§ 12. Mr. Squire
To ask the Secretary of State for Education and Science how many parents have written to him objecting to the establishment of a city technology college.
§ Mr. Kenneth Baker
Our records show that only 15 letters of objection have been received in nearly two and a half years to city technology colleges. Parents see the CTC programme as a great opportunity for their children. There have been over 1,200 applications for 180 places available this year at Kingshurst, the first CTC. That is what parents think of CTCs.
§ Mr. Squire
Does my right hon. Friend agree that that excellent answer give the lie to the comments that we sometimes hear from Labour Members to the effect that parents and children do not want CTCs? Will my right hon. Friend particularly confirm that the interest is as high, if not higher, in areas where poorer standards of education and an absence of choice have been a legacy from the Labour party?
§ Mr. Baker
We are receiving applications from many areas to have CTCs—either new colleges or schools converted to CTCs. This is proving to be a very popular policy, because people recognise that these schools provide a special type of education. We want them to become beacons of excellence, copied by others. Of course, that is now happening in the Birmingham area.
§ Mr. Madden

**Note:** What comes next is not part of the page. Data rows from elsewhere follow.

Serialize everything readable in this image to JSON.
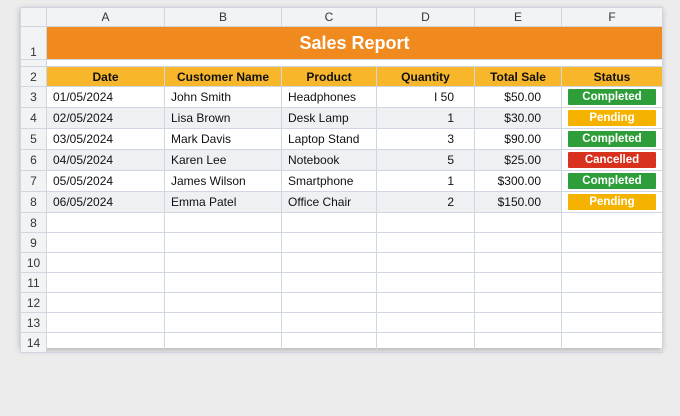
{
  "columns": [
    "A",
    "B",
    "C",
    "D",
    "E",
    "F"
  ],
  "row_numbers": [
    "1",
    "2",
    "3",
    "4",
    "5",
    "6",
    "7",
    "8",
    "9",
    "10",
    "11",
    "12",
    "13",
    "14"
  ],
  "title": "Sales Report",
  "headers": {
    "date": "Date",
    "customer": "Customer Name",
    "product": "Product",
    "quantity": "Quantity",
    "total": "Total Sale",
    "status": "Status"
  },
  "rows": [
    {
      "date": "01/05/2024",
      "customer": "John Smith",
      "product": "Headphones",
      "quantity": "I 50",
      "total": "$50.00",
      "status": "Completed"
    },
    {
      "date": "02/05/2024",
      "customer": "Lisa Brown",
      "product": "Desk Lamp",
      "quantity": "1",
      "total": "$30.00",
      "status": "Pending"
    },
    {
      "date": "03/05/2024",
      "customer": "Mark Davis",
      "product": "Laptop Stand",
      "quantity": "3",
      "total": "$90.00",
      "status": "Completed"
    },
    {
      "date": "04/05/2024",
      "customer": "Karen Lee",
      "product": "Notebook",
      "quantity": "5",
      "total": "$25.00",
      "status": "Cancelled"
    },
    {
      "date": "05/05/2024",
      "customer": "James Wilson",
      "product": "Smartphone",
      "quantity": "1",
      "total": "$300.00",
      "status": "Completed"
    },
    {
      "date": "06/05/2024",
      "customer": "Emma Patel",
      "product": "Office Chair",
      "quantity": "2",
      "total": "$150.00",
      "status": "Pending"
    }
  ],
  "status_colors": {
    "Completed": "#2e9e3a",
    "Pending": "#f5b300",
    "Cancelled": "#d8321e"
  },
  "colors": {
    "title_bg": "#f08a1f",
    "header_bg": "#f8b62a"
  }
}
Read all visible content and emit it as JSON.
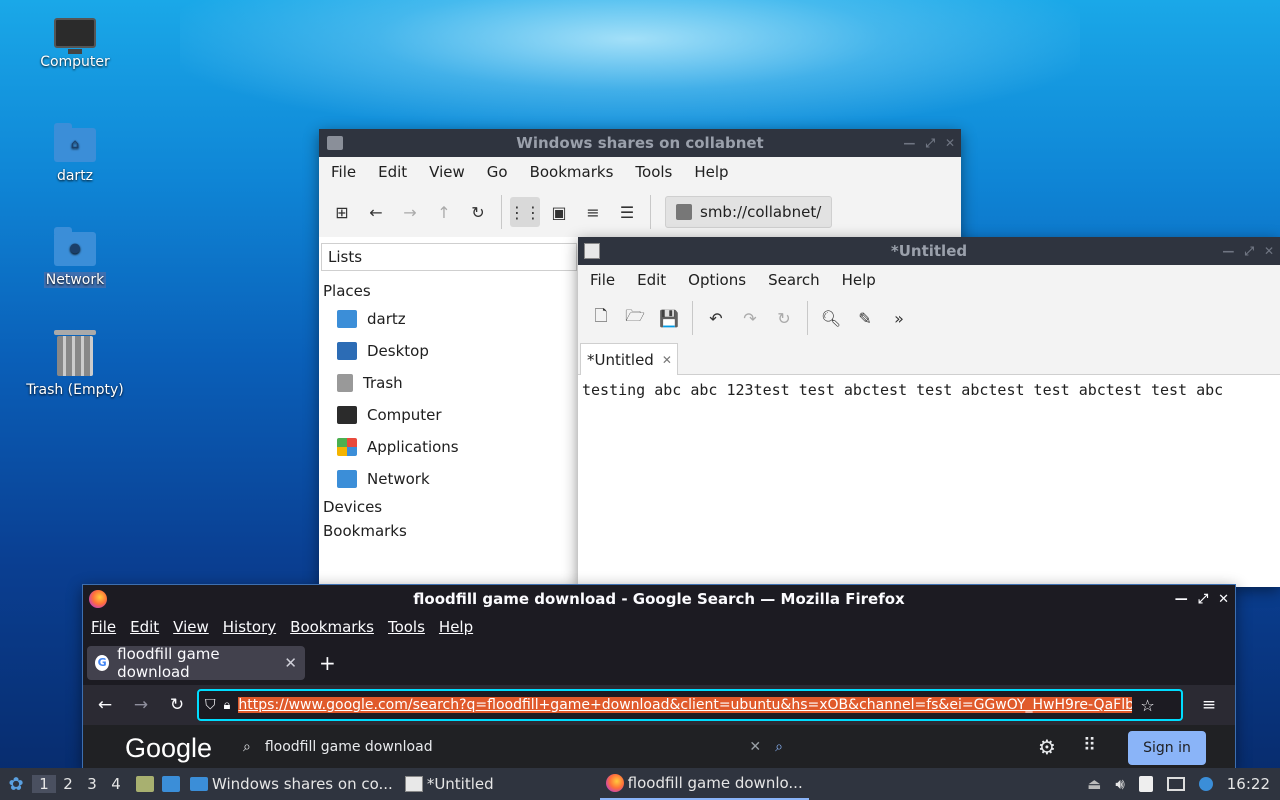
{
  "desktop": {
    "icons": [
      {
        "label": "Computer",
        "icon": "computer-icon"
      },
      {
        "label": "dartz",
        "icon": "home-folder-icon"
      },
      {
        "label": "Network",
        "icon": "network-folder-icon"
      },
      {
        "label": "Trash (Empty)",
        "icon": "trash-icon"
      }
    ]
  },
  "file_manager": {
    "title": "Windows shares on collabnet",
    "menu": [
      "File",
      "Edit",
      "View",
      "Go",
      "Bookmarks",
      "Tools",
      "Help"
    ],
    "path": "smb://collabnet/",
    "side_header": "Lists",
    "sections": {
      "places": "Places",
      "devices": "Devices",
      "bookmarks": "Bookmarks"
    },
    "places": [
      "dartz",
      "Desktop",
      "Trash",
      "Computer",
      "Applications",
      "Network"
    ]
  },
  "text_editor": {
    "title": "*Untitled",
    "menu": [
      "File",
      "Edit",
      "Options",
      "Search",
      "Help"
    ],
    "tab_label": "*Untitled",
    "content": "testing abc abc 123test test abctest test abctest test abctest test abc"
  },
  "browser": {
    "title": "floodfill game download - Google Search — Mozilla Firefox",
    "menu": [
      "File",
      "Edit",
      "View",
      "History",
      "Bookmarks",
      "Tools",
      "Help"
    ],
    "tab_label": "floodfill game download",
    "url": "https://www.google.com/search?q=floodfill+game+download&client=ubuntu&hs=xOB&channel=fs&ei=GGwOY_HwH9re-QaFlb",
    "logo": "Google",
    "search_query": "floodfill game download",
    "signin_label": "Sign in"
  },
  "taskbar": {
    "workspaces": [
      "1",
      "2",
      "3",
      "4"
    ],
    "tasks": [
      {
        "label": "Windows shares on co...",
        "active": false
      },
      {
        "label": "*Untitled",
        "active": false
      },
      {
        "label": "floodfill game downlo...",
        "active": true
      }
    ],
    "clock": "16:22"
  },
  "colors": {
    "accent": "#3d6fb0",
    "url_highlight": "#e05a2b",
    "titlebar": "#2f343f",
    "signin": "#8ab4f8"
  }
}
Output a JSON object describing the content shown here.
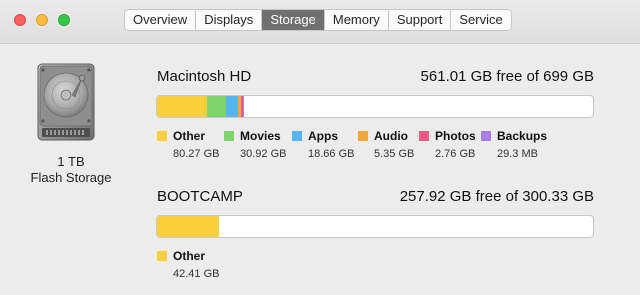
{
  "tabs": [
    "Overview",
    "Displays",
    "Storage",
    "Memory",
    "Support",
    "Service"
  ],
  "active_tab": "Storage",
  "device": {
    "capacity": "1 TB",
    "type": "Flash Storage"
  },
  "colors": {
    "other": "#f7d03c",
    "movies": "#7ed36a",
    "apps": "#56b5ef",
    "audio": "#f4a73a",
    "photos": "#ee5a86",
    "backups": "#a97ee9"
  },
  "volumes": [
    {
      "name": "Macintosh HD",
      "free": "561.01 GB free of 699 GB",
      "usage_fractions": [
        0.1148,
        0.0442,
        0.0267,
        0.0077,
        0.0039,
        0.0004
      ],
      "legend": [
        {
          "label": "Other",
          "size": "80.27 GB",
          "color": "#f7d03c"
        },
        {
          "label": "Movies",
          "size": "30.92 GB",
          "color": "#7ed36a"
        },
        {
          "label": "Apps",
          "size": "18.66 GB",
          "color": "#56b5ef"
        },
        {
          "label": "Audio",
          "size": "5.35 GB",
          "color": "#f4a73a"
        },
        {
          "label": "Photos",
          "size": "2.76 GB",
          "color": "#ee5a86"
        },
        {
          "label": "Backups",
          "size": "29.3 MB",
          "color": "#a97ee9"
        }
      ]
    },
    {
      "name": "BOOTCAMP",
      "free": "257.92 GB free of 300.33 GB",
      "usage_fractions": [
        0.1412
      ],
      "legend": [
        {
          "label": "Other",
          "size": "42.41 GB",
          "color": "#f7d03c"
        }
      ]
    }
  ]
}
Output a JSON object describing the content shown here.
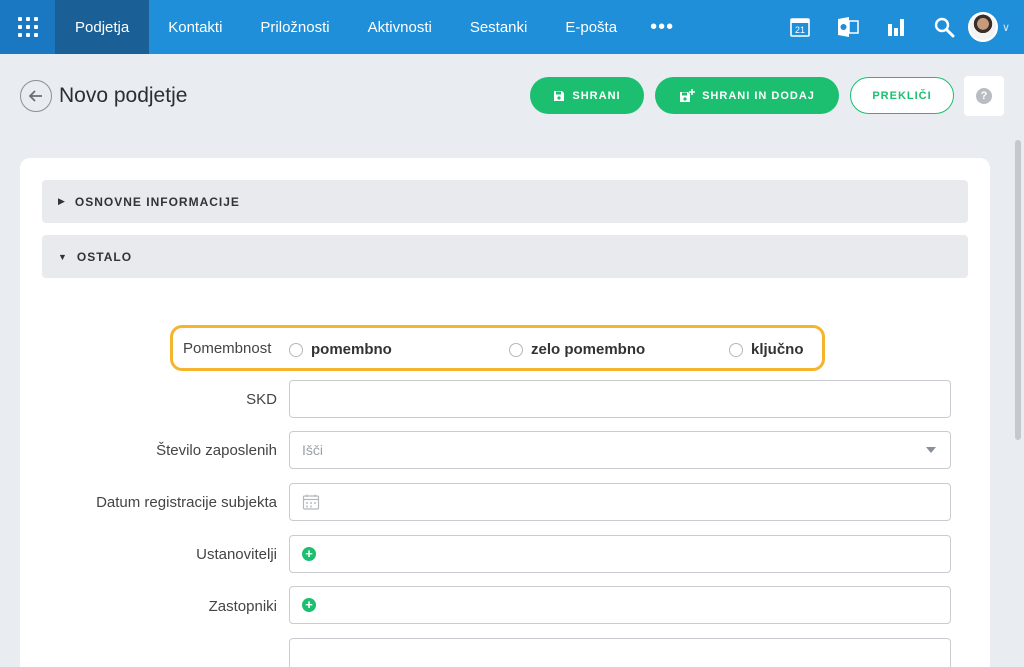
{
  "topnav": {
    "items": [
      {
        "label": "Podjetja",
        "active": true
      },
      {
        "label": "Kontakti"
      },
      {
        "label": "Priložnosti"
      },
      {
        "label": "Aktivnosti"
      },
      {
        "label": "Sestanki"
      },
      {
        "label": "E-pošta"
      }
    ],
    "more": "•••",
    "calendar_day": "21",
    "icons": [
      "apps-grid-icon",
      "calendar-icon",
      "outlook-icon",
      "chart-icon",
      "search-icon",
      "avatar"
    ]
  },
  "header": {
    "title": "Novo podjetje",
    "save_label": "SHRANI",
    "save_add_label": "SHRANI IN DODAJ",
    "cancel_label": "PREKLIČI",
    "help": "?"
  },
  "sections": [
    {
      "label": "OSNOVNE INFORMACIJE",
      "expanded": false
    },
    {
      "label": "OSTALO",
      "expanded": true
    }
  ],
  "form": {
    "importance": {
      "label": "Pomembnost",
      "options": [
        "pomembno",
        "zelo pomembno",
        "ključno"
      ]
    },
    "skd": {
      "label": "SKD",
      "value": ""
    },
    "employees": {
      "label": "Število zaposlenih",
      "placeholder": "Išči"
    },
    "reg_date": {
      "label": "Datum registracije subjekta",
      "value": ""
    },
    "founders": {
      "label": "Ustanovitelji"
    },
    "representatives": {
      "label": "Zastopniki"
    }
  },
  "colors": {
    "nav": "#1e8fd8",
    "nav_active": "#1b5f97",
    "accent": "#1cbf6f",
    "highlight": "#f6b42c"
  }
}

If the Secretary of State is so confident that parents want CTCs, why is he so terrified to allow parents in Bradford a ballot to decide whether £8 million of their money should be spent on setting up a CTC, at a time when the vast majority of them see the expenditure of that amount of money as being wholly unnecessary, very divisive, and damaging to the existing schools in the city?
§ Mr. Baker
That is simply not true. It has been possible to establish a CTC in Bradford—a new one, to be built next year—only because the Conservatives now control Bradford city council. The hon. Gentleman will find that, once that school is established and has started to recruit, 13 it will be one of the most popular in Bradford, to which the children of many of his constituents will want to go. [Interruption.]
§ Mr. Holt
My right hon. Friend will know that the new Macmillan CTC in Teesside has been oversubscribed by teachers many times over, and that many of the parents of the 40 to 60 children who applied to join but have not been found places this year will want a new college in addition to the one that we already have.
§ Mr. Straw
The Secretary of State must be aware that the parents of children at the Sylvan school in Croydon, which is the subject of a proposal to turn it into a CTC, have voted overwhelmingly to keep it as a county school. Why is the Secretary of State refusing to accept the outcome of that parents' ballot?